Sadie was born on January 22, 1939, in Lummi, Washington. She was the third child born to Addie and George George.
On October 5, 1963, she married Gordon Kelly Sr. They made Deming their home raising their children, Sharon, Patti, and Gordon Jr. When their granddaughter Kelly was born, she became their child and they raised her as well.
Sadie attended one year of school at Chemawa Boarding School. She came back to Lummi to attend public school. At that time there were no school busses that came to Lummi, so Sadie had to move in with a foster family to attend school. Sadie graduated from Ferndale High School. She eventually attended college and completed some courses over the years.
Sadie began her working career in 1970 with the Mount Baker School District. She worked there for 37 years where she made many lifetime friends. Many former students still speak of how she helped them one way or another.
Sadie enjoyed playing softball. She started playing softball in 1970 and continued to 1991, playing her last game at the age of 61. She made many friends during her softball years. Playing softball provided her and family an opportunity to travel throughout Washington State for many tournaments where she met and made many friends.
Sadie was an avid NY Yankees fan. She tried to watch all their games and her dream was to someday attend a game in person.
She loved her baseball. The kids can remember driving by softball games and Sadie would pull in to watch. She did not need to know who was playing, she just wanted to watch the game.
After both Sadie and Gordon retired, they made Lummi their home. Once settled she began her ventures with the yearly tribal canoe journeys. She looked forward to every year’s journey and would start planning to attend many months in advance. During protocol Sadie would be the first one in the protocol tent and the last one to leave. When family members would ask her if she wanted to rest and go back later, she would reply, ‘This is what we came for. We are not leaving until everyone is done.’ This resulted in family taking shifts to try to keep up with her. The grandkids said that the thing they would remember the most is that if they were misbehaving, she would just have to look at them and they knew they needed to behave. Never scolding them, she only needed to give them the look and they knew to behave.
Another one of Sadie’s favorite places to be was at the powwows. She looked forward to being able to dance. A favorite was the Fourth of July celebration in Nespelem, Washington. Her and her family would take off two full weeks to stay there. This was time for relaxing, fishing, and kicking up the dust. Part of their trip to Nespelem included cooking the salmon for the celebration. Sadie looked forward to this trip every year to reconnect and visit the family there.

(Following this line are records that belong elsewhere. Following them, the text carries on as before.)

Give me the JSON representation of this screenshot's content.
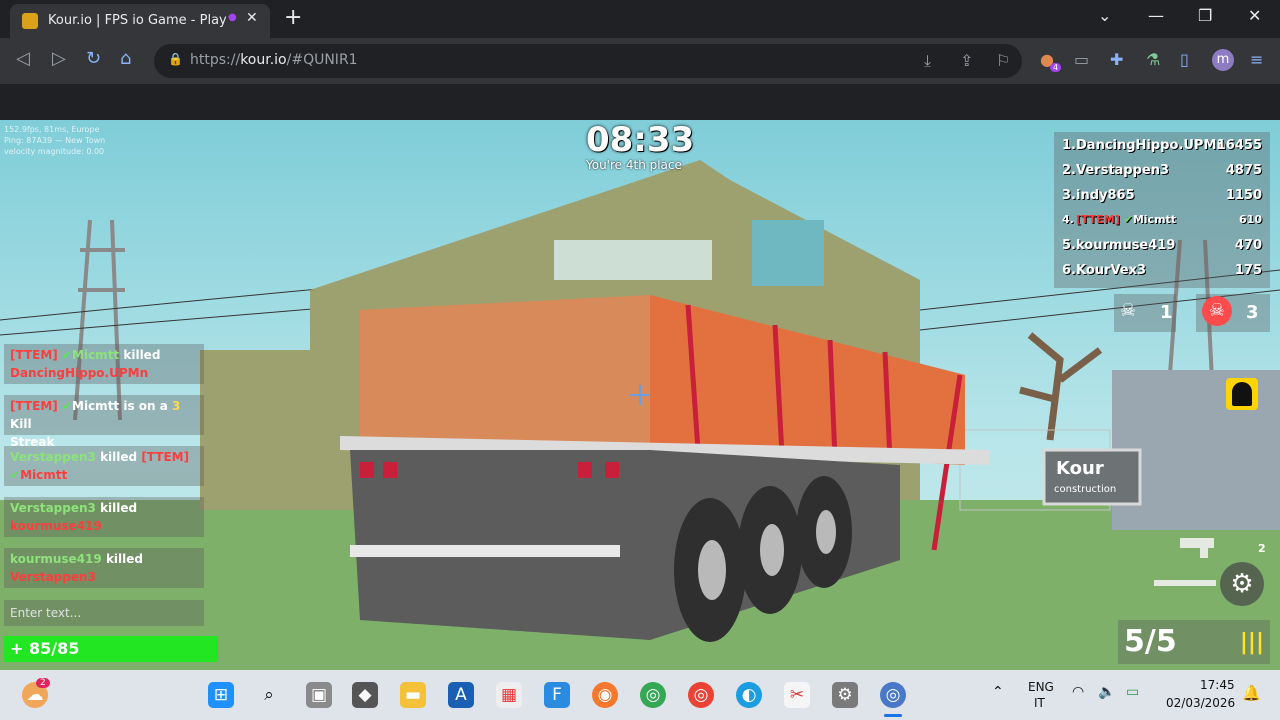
{
  "browser": {
    "tab_title": "Kour.io | FPS io Game - Play",
    "tab_close": "✕",
    "new_tab": "+",
    "url_host": "kour.io",
    "url_prefix": "https://",
    "url_path": "/#QUNIR1",
    "profile_initial": "m",
    "ext_badge": "4",
    "window_controls": [
      "⌄",
      "—",
      "❐",
      "✕"
    ]
  },
  "game": {
    "stats_lines": [
      "152.9fps, 81ms, Europe",
      "Ping: 87A39 — New Town",
      "velocity magnitude: 0.00"
    ],
    "timer": "08:33",
    "place_text": "You're 4th place",
    "leaderboard": [
      {
        "rank": "1.",
        "name": "DancingHippo.UPMn",
        "score": "16455",
        "tag": ""
      },
      {
        "rank": "2.",
        "name": "Verstappen3",
        "score": "4875",
        "tag": ""
      },
      {
        "rank": "3.",
        "name": "indy865",
        "score": "1150",
        "tag": ""
      },
      {
        "rank": "4.",
        "name": "Micmtt",
        "score": "610",
        "tag": "[TTEM]"
      },
      {
        "rank": "5.",
        "name": "kourmuse419",
        "score": "470",
        "tag": ""
      },
      {
        "rank": "6.",
        "name": "KourVex3",
        "score": "175",
        "tag": ""
      }
    ],
    "kills": "1",
    "deaths": "3",
    "killfeed": [
      {
        "tag": "[TTEM]",
        "actor": "Micmtt",
        "verb": "killed",
        "target": "DancingHippo.UPMn"
      },
      {
        "tag": "[TTEM]",
        "actor": "Micmtt",
        "verb": "is on a",
        "streak": "3",
        "tail": "Kill",
        "line2": "Streak"
      },
      {
        "tag": "",
        "actor": "Verstappen3",
        "verb": "killed",
        "target_tag": "[TTEM]",
        "target": "Micmtt"
      },
      {
        "tag": "",
        "actor": "Verstappen3",
        "verb": "killed",
        "target": "kourmuse419"
      },
      {
        "tag": "",
        "actor": "kourmuse419",
        "verb": "killed",
        "target": "Verstappen3"
      }
    ],
    "chat_placeholder": "Enter text...",
    "health": "+ 85/85",
    "health_fraction": 1.0,
    "ammo": "5/5",
    "ammo_bars": "|||",
    "weapon_slot": "2",
    "sign_text": "Kour",
    "sign_sub": "construction"
  },
  "taskbar": {
    "notif_badge": "2",
    "lang_top": "ENG",
    "lang_bottom": "IT",
    "time": "17:45",
    "date": "02/03/2026"
  }
}
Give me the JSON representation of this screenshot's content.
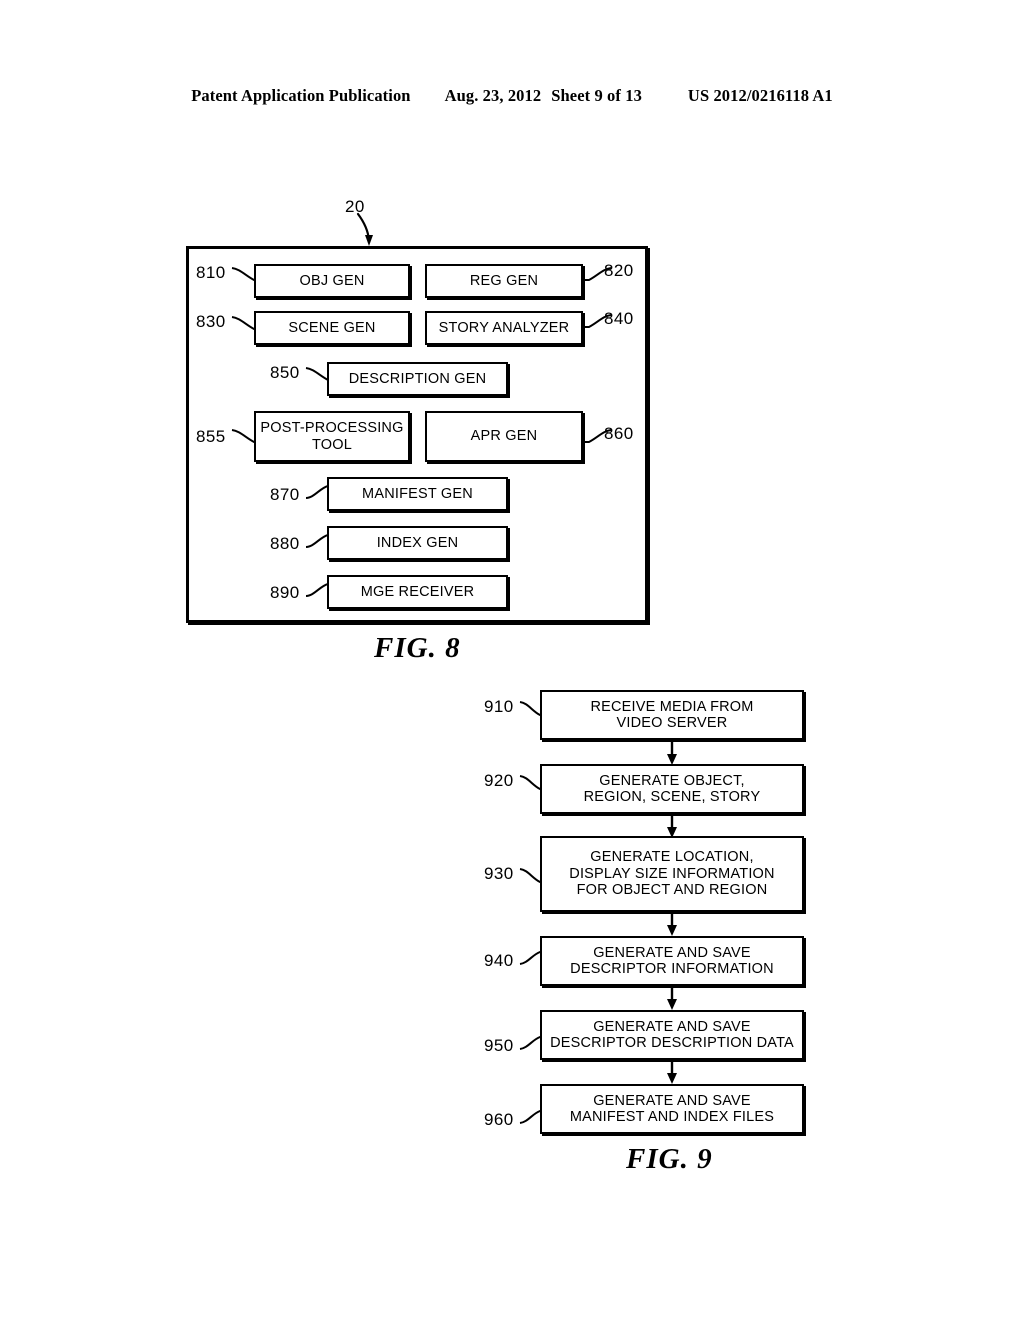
{
  "header": {
    "publication": "Patent Application Publication",
    "date": "Aug. 23, 2012",
    "sheet": "Sheet 9 of 13",
    "patent_number": "US 2012/0216118 A1"
  },
  "figures": [
    {
      "id": "fig8",
      "caption": "FIG. 8",
      "container_ref": "20",
      "nodes": [
        {
          "ref": "810",
          "label": "OBJ GEN"
        },
        {
          "ref": "820",
          "label": "REG GEN"
        },
        {
          "ref": "830",
          "label": "SCENE GEN"
        },
        {
          "ref": "840",
          "label": "STORY ANALYZER"
        },
        {
          "ref": "850",
          "label": "DESCRIPTION GEN"
        },
        {
          "ref": "855",
          "label": "POST-PROCESSING TOOL"
        },
        {
          "ref": "860",
          "label": "APR GEN"
        },
        {
          "ref": "870",
          "label": "MANIFEST GEN"
        },
        {
          "ref": "880",
          "label": "INDEX GEN"
        },
        {
          "ref": "890",
          "label": "MGE RECEIVER"
        }
      ]
    },
    {
      "id": "fig9",
      "caption": "FIG. 9",
      "nodes": [
        {
          "ref": "910",
          "line1": "RECEIVE MEDIA FROM",
          "line2": "VIDEO SERVER",
          "line3": ""
        },
        {
          "ref": "920",
          "line1": "GENERATE OBJECT,",
          "line2": "REGION, SCENE, STORY",
          "line3": ""
        },
        {
          "ref": "930",
          "line1": "GENERATE LOCATION,",
          "line2": "DISPLAY SIZE INFORMATION",
          "line3": "FOR OBJECT AND REGION"
        },
        {
          "ref": "940",
          "line1": "GENERATE AND SAVE",
          "line2": "DESCRIPTOR INFORMATION",
          "line3": ""
        },
        {
          "ref": "950",
          "line1": "GENERATE AND SAVE",
          "line2": "DESCRIPTOR DESCRIPTION DATA",
          "line3": ""
        },
        {
          "ref": "960",
          "line1": "GENERATE AND SAVE",
          "line2": "MANIFEST AND INDEX FILES",
          "line3": ""
        }
      ]
    }
  ],
  "colors": {
    "ink": "#000000",
    "paper": "#ffffff"
  }
}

She was one of our biggest cheerleaders. Always at every event such as canoe races, softball, and soccer games. She could be content just sitting and watching the races all day. Made the time to stop and have a meal with all family when they came to town to visit.
If she did not agree with something she would kindly express, it in a way that was obvious she disapproved. It was done in a way that you understood her feelings, without her having to say anything.

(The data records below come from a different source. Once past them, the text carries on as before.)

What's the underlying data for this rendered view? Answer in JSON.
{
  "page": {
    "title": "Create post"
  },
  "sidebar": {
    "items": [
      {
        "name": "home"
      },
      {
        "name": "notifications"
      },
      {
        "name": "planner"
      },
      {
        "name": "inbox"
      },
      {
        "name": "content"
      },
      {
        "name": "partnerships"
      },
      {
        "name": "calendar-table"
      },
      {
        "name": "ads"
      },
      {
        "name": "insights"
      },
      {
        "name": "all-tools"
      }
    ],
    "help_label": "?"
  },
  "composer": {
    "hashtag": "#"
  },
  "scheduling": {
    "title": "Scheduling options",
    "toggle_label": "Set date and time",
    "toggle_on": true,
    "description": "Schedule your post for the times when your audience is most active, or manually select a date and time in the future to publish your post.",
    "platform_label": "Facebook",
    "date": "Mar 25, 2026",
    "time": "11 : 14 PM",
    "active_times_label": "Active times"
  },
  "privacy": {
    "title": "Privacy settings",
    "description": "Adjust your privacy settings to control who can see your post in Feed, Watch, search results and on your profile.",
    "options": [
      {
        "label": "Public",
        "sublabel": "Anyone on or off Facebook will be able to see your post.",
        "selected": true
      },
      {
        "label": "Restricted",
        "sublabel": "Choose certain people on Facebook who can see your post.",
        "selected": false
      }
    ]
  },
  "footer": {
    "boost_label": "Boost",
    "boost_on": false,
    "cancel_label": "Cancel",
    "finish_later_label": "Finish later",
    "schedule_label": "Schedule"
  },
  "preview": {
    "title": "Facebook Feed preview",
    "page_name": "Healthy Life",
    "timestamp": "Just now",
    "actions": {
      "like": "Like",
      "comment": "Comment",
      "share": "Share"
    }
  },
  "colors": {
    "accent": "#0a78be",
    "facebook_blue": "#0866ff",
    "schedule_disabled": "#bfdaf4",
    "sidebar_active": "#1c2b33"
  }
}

She loved her family very much and cared about their well-being. Some of the in-laws could appreciate that Sadie cared and made them feel welcome. She had a way to make sure the next generation was going to be taken care of.
Sadie will be missed by her children Sharon, Patti, and Gordon; granddaughter Kelli; sisters Lutie, Cetta, and Letta; many cousins, nieces, nephews, and grandchildren.

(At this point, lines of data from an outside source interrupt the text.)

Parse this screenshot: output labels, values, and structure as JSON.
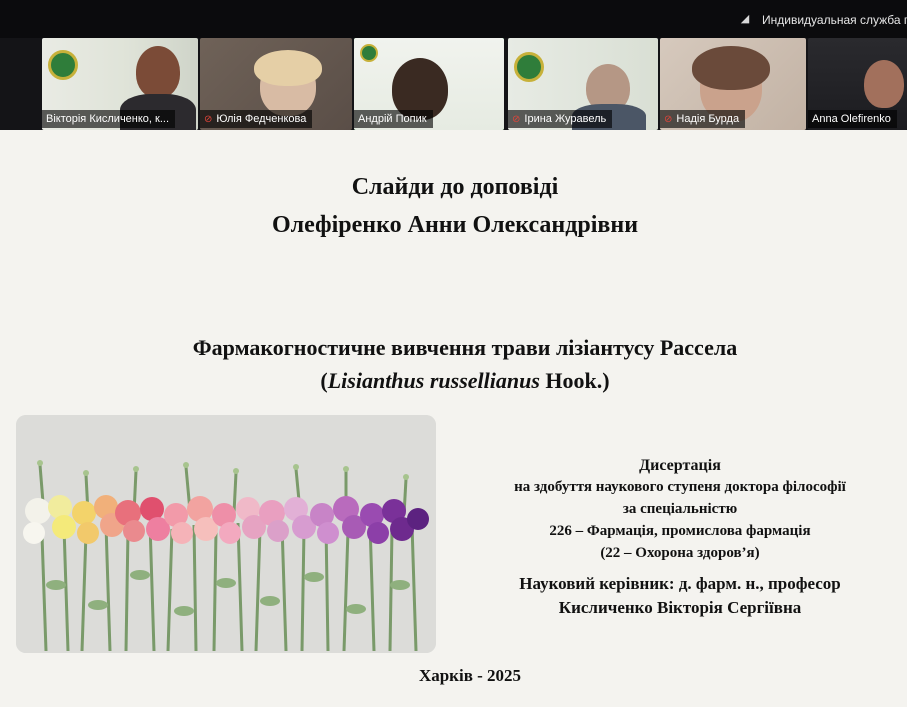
{
  "topbar": {
    "signal_icon": "signal-icon",
    "service_text": "Индивидуальная служба г"
  },
  "participants": [
    {
      "name": "Вікторія Кисличенко, к...",
      "muted": false
    },
    {
      "name": "Юлія Федченкова",
      "muted": true
    },
    {
      "name": "Андрій Попик",
      "muted": false
    },
    {
      "name": "Ірина Журавель",
      "muted": true
    },
    {
      "name": "Надія Бурда",
      "muted": true
    },
    {
      "name": "Anna Olefirenko",
      "muted": false
    }
  ],
  "slide": {
    "title_line1": "Слайди до доповіді",
    "title_line2": "Олефіренко Анни Олександрівни",
    "subtitle_line1": "Фармакогностичне вивчення трави лізіантусу Рассела",
    "subtitle_open": "(",
    "subtitle_latin": "Lisianthus russellianus",
    "subtitle_tail": " Hook.)",
    "info": {
      "line1": "Дисертація",
      "line2": "на здобуття наукового ступеня доктора філософії",
      "line3": "за спеціальністю",
      "line4": "226 – Фармація, промислова фармація",
      "line5": "(22 – Охорона здоров’я)",
      "supervisor1": "Науковий керівник: д. фарм. н., професор",
      "supervisor2": "Кисличенко Вікторія Сергіївна"
    },
    "city_year": "Харків - 2025"
  },
  "colors": {
    "mic_muted": "#e0453a",
    "active_speaker": "#36c24a",
    "slide_bg": "#f4f3ef"
  }
}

A service will be held at Moles Ferndale on Saturday, Oct. 9, at 10:00am followed by a graveside service at Lummi Nation Cemetery.